= WORK TASK =
Exactly as they stand, set down the following records once more.

(Entries taken from a collection)
★ ★ ★

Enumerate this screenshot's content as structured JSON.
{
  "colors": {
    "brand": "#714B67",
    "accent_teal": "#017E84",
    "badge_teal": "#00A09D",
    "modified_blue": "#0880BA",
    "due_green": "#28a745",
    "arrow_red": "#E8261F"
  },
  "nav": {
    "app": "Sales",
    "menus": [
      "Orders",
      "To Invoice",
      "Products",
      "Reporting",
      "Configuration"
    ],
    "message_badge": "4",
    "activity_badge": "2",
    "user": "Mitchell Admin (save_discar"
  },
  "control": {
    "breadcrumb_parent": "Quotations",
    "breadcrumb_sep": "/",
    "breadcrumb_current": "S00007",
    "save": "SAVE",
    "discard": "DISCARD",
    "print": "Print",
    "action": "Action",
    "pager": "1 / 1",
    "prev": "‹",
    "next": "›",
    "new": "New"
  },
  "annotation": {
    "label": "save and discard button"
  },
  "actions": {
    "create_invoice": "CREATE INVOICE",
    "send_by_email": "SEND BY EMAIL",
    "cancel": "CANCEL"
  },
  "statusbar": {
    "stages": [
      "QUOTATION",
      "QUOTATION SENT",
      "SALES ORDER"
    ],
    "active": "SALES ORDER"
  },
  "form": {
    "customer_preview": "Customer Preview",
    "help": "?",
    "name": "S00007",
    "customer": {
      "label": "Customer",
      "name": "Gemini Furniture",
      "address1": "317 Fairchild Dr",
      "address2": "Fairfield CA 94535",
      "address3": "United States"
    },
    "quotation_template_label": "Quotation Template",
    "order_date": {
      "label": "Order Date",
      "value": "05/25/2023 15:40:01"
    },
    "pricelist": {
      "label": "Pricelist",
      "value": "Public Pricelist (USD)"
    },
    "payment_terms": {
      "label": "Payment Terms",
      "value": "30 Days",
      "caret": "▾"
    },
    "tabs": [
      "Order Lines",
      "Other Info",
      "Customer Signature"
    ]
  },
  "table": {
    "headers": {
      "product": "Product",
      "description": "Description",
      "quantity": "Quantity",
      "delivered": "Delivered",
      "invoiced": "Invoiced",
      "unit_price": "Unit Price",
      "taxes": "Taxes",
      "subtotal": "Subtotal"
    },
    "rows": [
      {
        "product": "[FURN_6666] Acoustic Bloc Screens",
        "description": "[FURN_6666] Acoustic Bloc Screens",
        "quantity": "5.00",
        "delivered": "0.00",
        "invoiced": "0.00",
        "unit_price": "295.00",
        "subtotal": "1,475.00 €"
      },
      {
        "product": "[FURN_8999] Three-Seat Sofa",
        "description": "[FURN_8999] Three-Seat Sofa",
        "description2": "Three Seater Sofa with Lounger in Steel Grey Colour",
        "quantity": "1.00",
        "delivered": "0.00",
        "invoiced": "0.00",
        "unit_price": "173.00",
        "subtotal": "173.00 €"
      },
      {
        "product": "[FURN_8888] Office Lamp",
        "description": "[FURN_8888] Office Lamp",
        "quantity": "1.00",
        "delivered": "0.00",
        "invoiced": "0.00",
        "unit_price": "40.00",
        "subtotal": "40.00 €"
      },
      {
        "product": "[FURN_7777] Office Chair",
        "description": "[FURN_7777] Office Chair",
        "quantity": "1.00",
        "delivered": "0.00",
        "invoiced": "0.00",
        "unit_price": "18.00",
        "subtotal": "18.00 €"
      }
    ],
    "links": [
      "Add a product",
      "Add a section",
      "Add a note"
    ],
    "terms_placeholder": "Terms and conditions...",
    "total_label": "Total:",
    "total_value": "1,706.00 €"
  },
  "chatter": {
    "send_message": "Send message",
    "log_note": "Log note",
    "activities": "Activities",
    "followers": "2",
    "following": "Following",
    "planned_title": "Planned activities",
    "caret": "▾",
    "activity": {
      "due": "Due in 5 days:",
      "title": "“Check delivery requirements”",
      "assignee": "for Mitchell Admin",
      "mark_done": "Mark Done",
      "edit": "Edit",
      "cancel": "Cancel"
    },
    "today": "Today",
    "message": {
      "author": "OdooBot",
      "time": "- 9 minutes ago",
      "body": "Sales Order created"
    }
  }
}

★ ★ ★

= ANSWER SECTION =
Enumerate this screenshot's content as structured JSON.
{
  "colors": {
    "brand": "#714B67",
    "accent_teal": "#017E84",
    "badge_teal": "#00A09D",
    "modified_blue": "#0880BA",
    "due_green": "#28a745",
    "arrow_red": "#E8261F"
  },
  "nav": {
    "app": "Sales",
    "menus": [
      "Orders",
      "To Invoice",
      "Products",
      "Reporting",
      "Configuration"
    ],
    "message_badge": "4",
    "activity_badge": "2",
    "user": "Mitchell Admin (save_discar"
  },
  "control": {
    "breadcrumb_parent": "Quotations",
    "breadcrumb_sep": "/",
    "breadcrumb_current": "S00007",
    "save": "SAVE",
    "discard": "DISCARD",
    "print": "Print",
    "action": "Action",
    "pager": "1 / 1",
    "prev": "‹",
    "next": "›",
    "new": "New"
  },
  "annotation": {
    "label": "save and discard button"
  },
  "actions": {
    "create_invoice": "CREATE INVOICE",
    "send_by_email": "SEND BY EMAIL",
    "cancel": "CANCEL"
  },
  "statusbar": {
    "stages": [
      "QUOTATION",
      "QUOTATION SENT",
      "SALES ORDER"
    ],
    "active": "SALES ORDER"
  },
  "form": {
    "customer_preview": "Customer Preview",
    "help": "?",
    "name": "S00007",
    "customer": {
      "label": "Customer",
      "name": "Gemini Furniture",
      "address1": "317 Fairchild Dr",
      "address2": "Fairfield CA 94535",
      "address3": "United States"
    },
    "quotation_template_label": "Quotation Template",
    "order_date": {
      "label": "Order Date",
      "value": "05/25/2023 15:40:01"
    },
    "pricelist": {
      "label": "Pricelist",
      "value": "Public Pricelist (USD)"
    },
    "payment_terms": {
      "label": "Payment Terms",
      "value": "30 Days",
      "caret": "▾"
    },
    "tabs": [
      "Order Lines",
      "Other Info",
      "Customer Signature"
    ]
  },
  "table": {
    "headers": {
      "product": "Product",
      "description": "Description",
      "quantity": "Quantity",
      "delivered": "Delivered",
      "invoiced": "Invoiced",
      "unit_price": "Unit Price",
      "taxes": "Taxes",
      "subtotal": "Subtotal"
    },
    "rows": [
      {
        "product": "[FURN_6666] Acoustic Bloc Screens",
        "description": "[FURN_6666] Acoustic Bloc Screens",
        "quantity": "5.00",
        "delivered": "0.00",
        "invoiced": "0.00",
        "unit_price": "295.00",
        "subtotal": "1,475.00 €"
      },
      {
        "product": "[FURN_8999] Three-Seat Sofa",
        "description": "[FURN_8999] Three-Seat Sofa",
        "description2": "Three Seater Sofa with Lounger in Steel Grey Colour",
        "quantity": "1.00",
        "delivered": "0.00",
        "invoiced": "0.00",
        "unit_price": "173.00",
        "subtotal": "173.00 €"
      },
      {
        "product": "[FURN_8888] Office Lamp",
        "description": "[FURN_8888] Office Lamp",
        "quantity": "1.00",
        "delivered": "0.00",
        "invoiced": "0.00",
        "unit_price": "40.00",
        "subtotal": "40.00 €"
      },
      {
        "product": "[FURN_7777] Office Chair",
        "description": "[FURN_7777] Office Chair",
        "quantity": "1.00",
        "delivered": "0.00",
        "invoiced": "0.00",
        "unit_price": "18.00",
        "subtotal": "18.00 €"
      }
    ],
    "links": [
      "Add a product",
      "Add a section",
      "Add a note"
    ],
    "terms_placeholder": "Terms and conditions...",
    "total_label": "Total:",
    "total_value": "1,706.00 €"
  },
  "chatter": {
    "send_message": "Send message",
    "log_note": "Log note",
    "activities": "Activities",
    "followers": "2",
    "following": "Following",
    "planned_title": "Planned activities",
    "caret": "▾",
    "activity": {
      "due": "Due in 5 days:",
      "title": "“Check delivery requirements”",
      "assignee": "for Mitchell Admin",
      "mark_done": "Mark Done",
      "edit": "Edit",
      "cancel": "Cancel"
    },
    "today": "Today",
    "message": {
      "author": "OdooBot",
      "time": "- 9 minutes ago",
      "body": "Sales Order created"
    }
  }
}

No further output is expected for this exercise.